Robert Zemeckis’ “I Wanna Hold Your Hand” is a charming, if flawed tribute to the Beatles and the rampant Beatles Mania that ran throughout much of the late sixties. I’m sure Zemeckis bear witness to a lot of the “Beatlemania,” and his film seems to come from a place of experience. For folks that loved movies like “American Graffiti” or “Dazed and Confused,” Zemeckis’ 1978 comedy is one of those movie set over the course of a night that centers on a group of teenagers that are so devoted to the Beatles, they risk just about everything to see them on the Ed Sullivan Show.
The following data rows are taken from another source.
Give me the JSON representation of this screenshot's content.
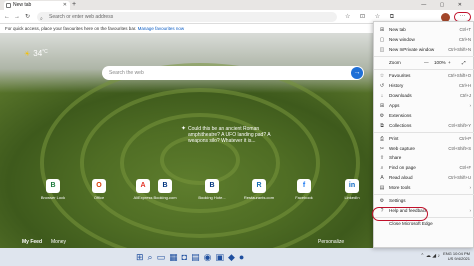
{
  "tab": {
    "title": "New tab",
    "close": "✕",
    "new": "+"
  },
  "window": {
    "controls": "— ▢ ✕"
  },
  "address": {
    "placeholder": "Search or enter web address"
  },
  "toolbar": {
    "more": "···",
    "icons": "☆ ⊡ ☆ ⧉"
  },
  "favbar": {
    "text": "For quick access, place your favourites here on the favourites bar.",
    "link": "Manage favourites now"
  },
  "weather": {
    "temp": "34",
    "unit": "°C"
  },
  "search": {
    "placeholder": "Search the web"
  },
  "fact": {
    "text": "Could this be an ancient Roman amphitheatre? A UFO landing pad? A weapons silo? Whatever it is..."
  },
  "tiles": [
    {
      "label": "Browser Lock",
      "glyph": "B",
      "color": "#1c7a3c"
    },
    {
      "label": "Office",
      "glyph": "O",
      "color": "#d83b01"
    },
    {
      "label": "AliExpress",
      "glyph": "A",
      "color": "#e43225"
    },
    {
      "label": "Booking.com",
      "glyph": "B",
      "color": "#003580"
    },
    {
      "label": "Booking Hote...",
      "glyph": "B",
      "color": "#003580"
    },
    {
      "label": "Restaurants.com",
      "glyph": "R",
      "color": "#1a6fb5"
    },
    {
      "label": "Facebook",
      "glyph": "f",
      "color": "#1877f2"
    },
    {
      "label": "LinkedIn",
      "glyph": "in",
      "color": "#0a66c2"
    }
  ],
  "bottom": {
    "myfeed": "My Feed",
    "money": "Money",
    "personalize": "Personalize"
  },
  "tray": {
    "lang": "ENG",
    "region": "US",
    "time": "10:04 PM",
    "date": "9/4/2021"
  },
  "menu": {
    "items": [
      {
        "label": "New tab",
        "shortcut": "Ctrl+T",
        "icon": "⊞"
      },
      {
        "label": "New window",
        "shortcut": "Ctrl+N",
        "icon": "▢"
      },
      {
        "label": "New InPrivate window",
        "shortcut": "Ctrl+Shift+N",
        "icon": "◫"
      },
      {
        "label": "Favourites",
        "shortcut": "Ctrl+Shift+O",
        "icon": "☆"
      },
      {
        "label": "Collections",
        "shortcut": "Ctrl+Shift+Y",
        "icon": "⧉"
      },
      {
        "label": "History",
        "shortcut": "Ctrl+H",
        "icon": "↺"
      },
      {
        "label": "Downloads",
        "shortcut": "Ctrl+J",
        "icon": "↓"
      },
      {
        "label": "Apps",
        "shortcut": "",
        "icon": "⊞",
        "arrow": "›"
      },
      {
        "label": "Extensions",
        "shortcut": "",
        "icon": "⚙"
      },
      {
        "label": "Collections",
        "shortcut": "Ctrl+Shift+Y",
        "icon": "⧉"
      },
      {
        "label": "Print",
        "shortcut": "Ctrl+P",
        "icon": "⎙"
      },
      {
        "label": "Web capture",
        "shortcut": "Ctrl+Shift+S",
        "icon": "✂"
      },
      {
        "label": "Share",
        "shortcut": "",
        "icon": "⇪"
      },
      {
        "label": "Find on page",
        "shortcut": "Ctrl+F",
        "icon": "⌕"
      },
      {
        "label": "Read aloud",
        "shortcut": "Ctrl+Shift+U",
        "icon": "A"
      },
      {
        "label": "More tools",
        "shortcut": "",
        "icon": "▤",
        "arrow": "›"
      },
      {
        "label": "Settings",
        "shortcut": "",
        "icon": "⚙"
      },
      {
        "label": "Help and feedback",
        "shortcut": "",
        "icon": "?",
        "arrow": "›"
      },
      {
        "label": "Close Microsoft Edge",
        "shortcut": "",
        "icon": ""
      }
    ],
    "zoom": {
      "label": "Zoom",
      "minus": "—",
      "value": "100%",
      "plus": "+",
      "fullscreen": "⤢"
    }
  }
}
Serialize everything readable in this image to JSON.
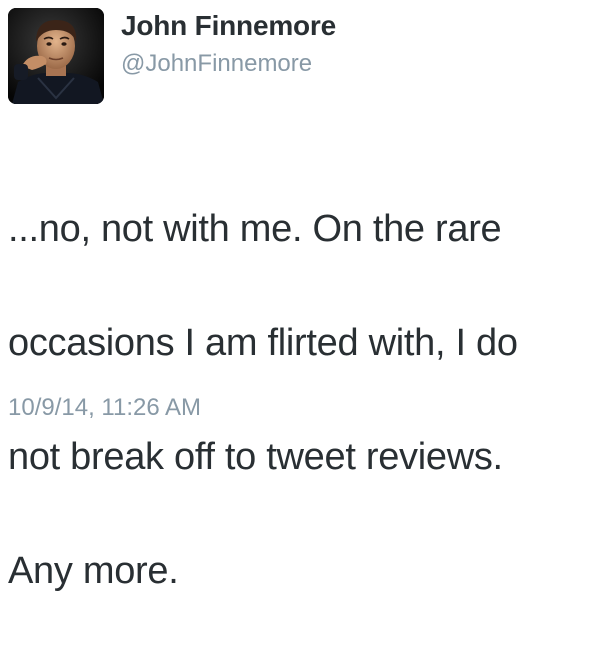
{
  "author": {
    "display_name": "John Finnemore",
    "handle": "@JohnFinnemore",
    "avatar_icon": "profile-photo"
  },
  "tweet": {
    "lines": [
      "...no, not with me. On the rare",
      "occasions I am flirted with, I do",
      "not break off to tweet reviews.",
      "Any more."
    ],
    "timestamp": "10/9/14, 11:26 AM"
  },
  "colors": {
    "name": "#292f33",
    "secondary": "#8899a6",
    "text": "#292f33"
  }
}
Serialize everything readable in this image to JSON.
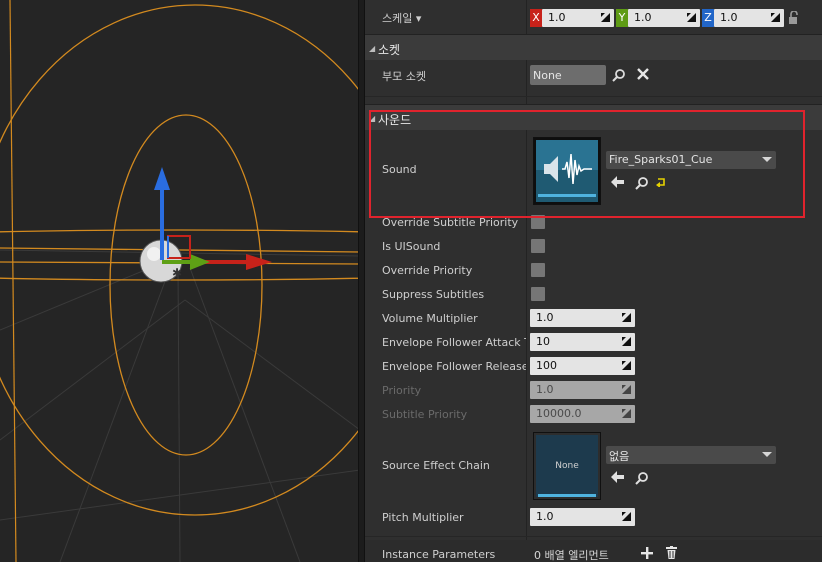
{
  "transform": {
    "scale_label": "스케일 ▾",
    "x_label": "X",
    "x_value": "1.0",
    "y_label": "Y",
    "y_value": "1.0",
    "z_label": "Z",
    "z_value": "1.0"
  },
  "socket": {
    "category": "소켓",
    "parent_socket_label": "부모 소켓",
    "parent_socket_value": "None"
  },
  "sound": {
    "category": "사운드",
    "sound_label": "Sound",
    "sound_asset": "Fire_Sparks01_Cue",
    "props": [
      {
        "label": "Override Subtitle Priority",
        "type": "checkbox",
        "enabled": true
      },
      {
        "label": "Is UISound",
        "type": "checkbox",
        "enabled": true
      },
      {
        "label": "Override Priority",
        "type": "checkbox",
        "enabled": true
      },
      {
        "label": "Suppress Subtitles",
        "type": "checkbox",
        "enabled": true
      },
      {
        "label": "Volume Multiplier",
        "type": "number",
        "value": "1.0",
        "enabled": true
      },
      {
        "label": "Envelope Follower Attack Tim",
        "type": "number",
        "value": "10",
        "enabled": true
      },
      {
        "label": "Envelope Follower Release T",
        "type": "number",
        "value": "100",
        "enabled": true
      },
      {
        "label": "Priority",
        "type": "number",
        "value": "1.0",
        "enabled": false
      },
      {
        "label": "Subtitle Priority",
        "type": "number",
        "value": "10000.0",
        "enabled": false
      }
    ],
    "source_effect_label": "Source Effect Chain",
    "source_effect_thumb": "None",
    "source_effect_value": "없음",
    "pitch_label": "Pitch Multiplier",
    "pitch_value": "1.0",
    "instance_label": "Instance Parameters",
    "instance_value": "0 배열 엘리먼트"
  },
  "colors": {
    "axis_x": "#c7221a",
    "axis_y": "#5e9b15",
    "axis_z": "#2266c8",
    "highlight": "#e0232d",
    "orbit": "#d38a1f"
  },
  "icons": [
    "search-icon",
    "clear-icon",
    "use-selected-icon",
    "browse-icon",
    "reset-icon",
    "lock-icon",
    "add-icon",
    "delete-icon",
    "speaker-icon"
  ]
}
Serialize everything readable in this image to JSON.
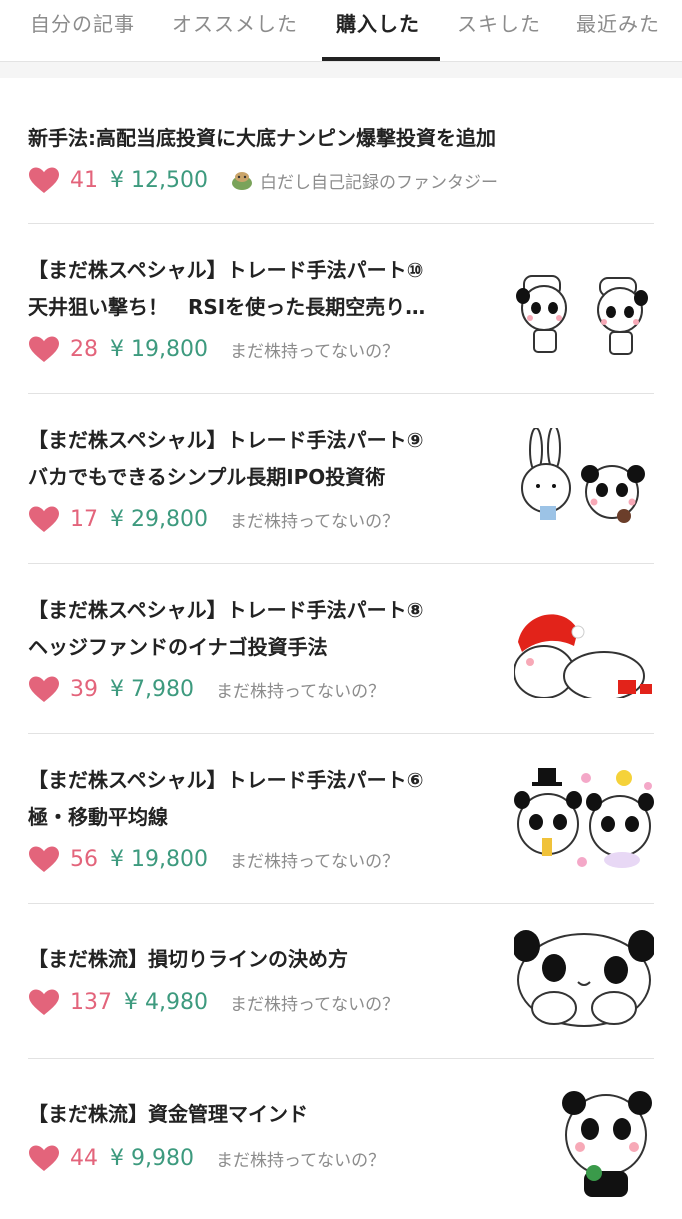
{
  "tabs": [
    {
      "label": "自分の記事",
      "active": false
    },
    {
      "label": "オススメした",
      "active": false
    },
    {
      "label": "購入した",
      "active": true
    },
    {
      "label": "スキした",
      "active": false
    },
    {
      "label": "最近みた",
      "active": false
    }
  ],
  "colors": {
    "heart": "#e3647b",
    "price": "#3d9a7e",
    "muted": "#8c8c8c"
  },
  "articles": [
    {
      "title": "新手法:高配当底投資に大底ナンピン爆撃投資を追加",
      "likes": "41",
      "price": "¥ 12,500",
      "author": "白だし自己記録のファンタジー"
    },
    {
      "title_lines": [
        "【まだ株スペシャル】トレード手法パート⑩",
        "天井狙い撃ち！　RSIを使った長期空売り…"
      ],
      "likes": "28",
      "price": "¥ 19,800",
      "author": "まだ株持ってないの？"
    },
    {
      "title_lines": [
        "【まだ株スペシャル】トレード手法パート⑨",
        "バカでもできるシンプル長期IPO投資術"
      ],
      "likes": "17",
      "price": "¥ 29,800",
      "author": "まだ株持ってないの？"
    },
    {
      "title_lines": [
        "【まだ株スペシャル】トレード手法パート⑧",
        "ヘッジファンドのイナゴ投資手法"
      ],
      "likes": "39",
      "price": "¥ 7,980",
      "author": "まだ株持ってないの？"
    },
    {
      "title_lines": [
        "【まだ株スペシャル】トレード手法パート⑥",
        "極・移動平均線"
      ],
      "likes": "56",
      "price": "¥ 19,800",
      "author": "まだ株持ってないの？"
    },
    {
      "title": "【まだ株流】損切りラインの決め方",
      "likes": "137",
      "price": "¥ 4,980",
      "author": "まだ株持ってないの？"
    },
    {
      "title": "【まだ株流】資金管理マインド",
      "likes": "44",
      "price": "¥ 9,980",
      "author": "まだ株持ってないの？"
    }
  ]
}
After the downbeat ending of “The Avengers: Infinity War,” there stood some beacon of hope in the post credits scene where Nick Fury pressed a pager, signaling someone from outside Earth. That someone was Captain Marvel, Marvel Comics’ most dynamic and entertaining super heroine who is finally brought to the big screen. Not only does “Captain Marvel” stand on its own as a great, fun movie about empowerment and learning how to conjure up your inner strength, it sets the platform for Captain Marvel charging in to “Endgame,” and it also sets up the foundation for phase four of the Marvel Cinematic Universe.
As someone who grew up with a family that adored wrestling, I had a very good time learning about Paige and the down to Earth working classic family she grew up in. “Fighting With My Family” is the adaptation of the documentary that tells the tale of Paige and how she grew up working with her parents, both of whom built their own home grown wrestling federation. Paige, the most popular of her brood, eventually rose to become a WWE star, allowing for a great tale of the working class rising to fame. With some liberties taken Stephen Merchant’s “Fighting With My Family” is almost as good that also works as a tribute to the power of family.
For too many years, filmmaker William Beaudine’s reputation was maligned with false stories of sloppy work and a “one-shot” approach to shooting. In reality, Beaudine was a talented and versatile creative artist who began his career with D.W. Griffith, directed such icons as Mary Pickford, Jean Harlow and W.C. Fields, and worked in the British film industry and for Walt Disney.
For the February 25th edition of “Shorts Round Up of the Week” there are reviews for a hilarious comedy, a zombie thriller, and a trio of foreign Supernatural chillers, two of which are becoming feature film productions.
If you’d like to submit your short film for review consideration, submissions are always opened to filmmakers and producers.
During the early 1930s, producer Hal Roach created a series of two-reel comedies that teamed Thelma Todd with ZaSu Pitts, then Thelma Todd with Patsy Kelly, and then Patsy Kelly with Pert Kelton and Patsy Kelly with Lyda Roberti. These comedies were unavailable for years, but now they are on DVD and are the subject of “The Hal Roach Comedy Shorts of Thelma Todd, ZaSu Pitts and Patsy Kelly” by James L. Neibaur, who is our guest on this episode of “The Online Movie Show.”
BOOTLEG FILES 674: “McLintock!” (1963 Western starring John Wayne).
LAST SEEN: On YouTube.
AMERICAN HOME VIDEO: On both public domain labels and in official commercial release.
REASON FOR BOOTLEG STATUS: It’s complicated.
CHANCES OF SEEING A COMMERCIAL DVD RELEASE: There was an official commercial release, but the film is still being bootlegged.
Earlier this week, John Wayne was the subject of news headlines and social media buzz – which is no mean feat, considering that the star passed away 40 years ago. The new focus on Wayne was due to politically incorrect comments on race and sexual orientation that he made in a 1971 interview with Playboy Magazine. Back in the day, nobody thought twice about the interview – contrary to popular insistence, people did not read Playboy for the articles. But today, of course, it seems that the mainstream media has a racism outrage quota to fill. And when the demand for racist behavior to condemn outpaces the supply of current incidents, clickbait scoundrels scour the archives – or, in a certain Chicago case, hire a pair of oversized Nigerian brothers – in order to stir new waves of frenzy.
“Instant Family” was one of the biggest surprises of 2018 for me. It seemed like a goofy vehicle for Mark Wahlberg to soften his image at the time, but it surprisingly ends up being one of the best drama comedies of the year. It’s not only such a funny and sweet film, but it’s also a remarkable testament to how much society under values and under appreciates foster parents, and the good they can do for children. While imperfect at times, director Sean Anders approaches the tale of the foster family with immense respect, and delivers a film that really did have me laughing, crying, and ultimately satisfied.